Kale needs frost - but why?
Kale is usually harvested after the first frost. It is said that it is less bitter then. That's right, but why? It is widely believed that kale converts bitter substances into sugar. But this is not the case. The kale forms bitter substances in order to protect itself against predators. If it freezes or if it is quite cold for a long time (temperatures above freezing point are often sufficient), it stops this activity, but continues to form fructose through photosynthesis.
- Is Kale Perennial?
- Harvesting kale after the frost?
- Sow kale properly
Harvest kale after several frosts
Therefore, kale can be harvested not only after the first frost, but also after several. The longer you wait, the lower the bitter substance content and the higher the fructose content.
Your kale has lots of lush green leaves and it just won't freeze or freeze? On the Internet you will find that brief storage in the freezer can help here. Unfortunately we have to disappoint you. The metabolic processes only work with live kale and therefore cannot be made up for with harvested kale.
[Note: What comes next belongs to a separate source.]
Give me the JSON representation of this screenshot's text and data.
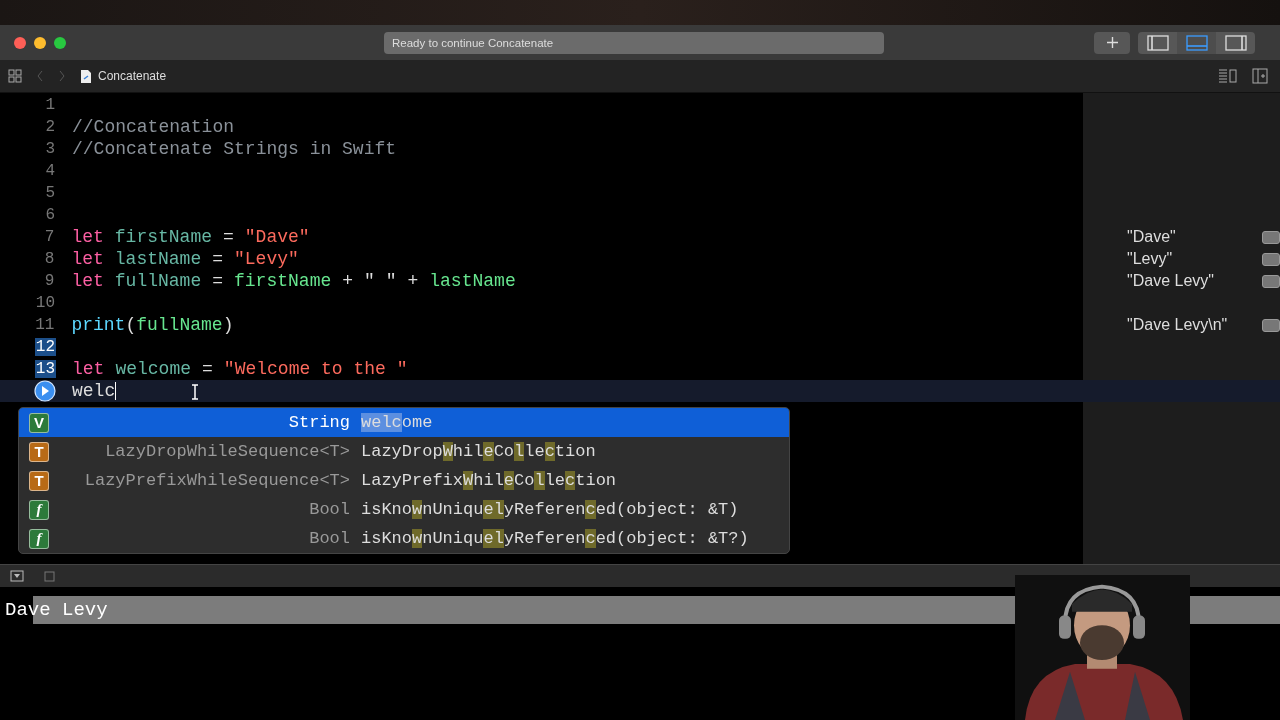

Harvest kale all winter long
Kale is harvested three to five months after sowing. The harvest time for kale usually starts in October and can last until February - if you harvest correctly: Only harvest the outer leaves of kale, because it will continue to grow happily if you give it the opportunity. In the second year it also develops yellow flowers, the seeds of which you can use for propagation.
Find out here how to store your kale correctly so that it stays fresh for a long time.